MELBOURNE, FLA.—Clifford R. Bragdon, Ph.D., dean of Florida Institute of Technology’s University College, and holder of a patent in the field of transportation security, is ready to publish Transportation Security. The book, which addresses key homeland security concerns, reflects Bragdon’s philosophy of integrated transportation planning related to sustainability and preparedness.
The 464-page, 14-chapter book, Bragdon’s fourth, will be published July 28 by Butterworth-Heinemann Security Books, an imprint of Elsevier. He has contributed seven chapters to other books with themes of environmental health, planning, transportation and security.
Transportation Security “represents a refreshing and interdisciplinary approach to understanding and addressing global preparedness from a transportation perspective,” said Jay Stein in his foreward to the book. Stein is provost and vice president of Academic Affairs, State University of New York, Plattsburgh.
Professor Ed Piper of Johns Hopkins University wrote in his review, “This book provides the reader with a holistic view of our world’s transportation security processes and operations. It is a pioneer work. . .”

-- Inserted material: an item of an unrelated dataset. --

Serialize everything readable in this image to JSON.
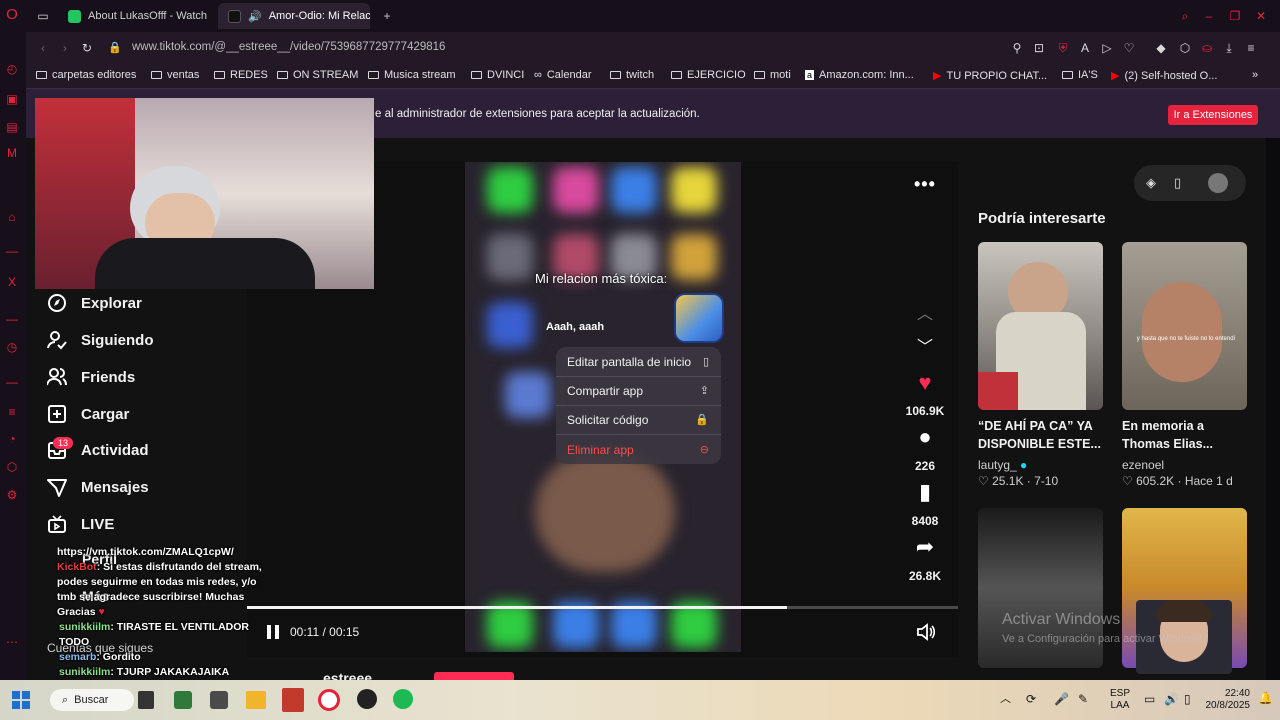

Larry Lemanski, senior vice president for Research and Strategic Initiatives at Temple University, wrote, “He (Bragdon) is considered one of the world’s leading authorities on intermodalism and security. This book is an outstanding contribution. . . a visionary approach to global preparedness.”
Bragdon drew from several national security authorities as contributing chapter authors. These include Michael Workman, Ph.D., College of Business, and Ralph Locurcio, Brig. Gen. (ret.), College of Engineering, both of Florida Tech.
Bragdon’s patent, the Intermodal Transportation Simulation System, was ranked as the ninth most important new invention for the next 100 years by Newsday in its Centennial Edition. It was used to assist the Office of the Mayor of New York City in analyzing the World Trade Center 9/11 terrorist incident. The system is capable of combining all primary modes of simulation—ship, plane, vehicle and rail—into an integrated 3-D simulation of transport, which includes sensory stimuli.
Formerly the director for the Center for Intermodal Transportation Safety and Security, a consortium of 12 universities, Bragdon today is also the executive director of the Global Center for Preparedness.
For more information about Transportation Security, an offering in the Butterworth-Heinemann Homeland Security Series, contact Elsevier at (800) 545-2522.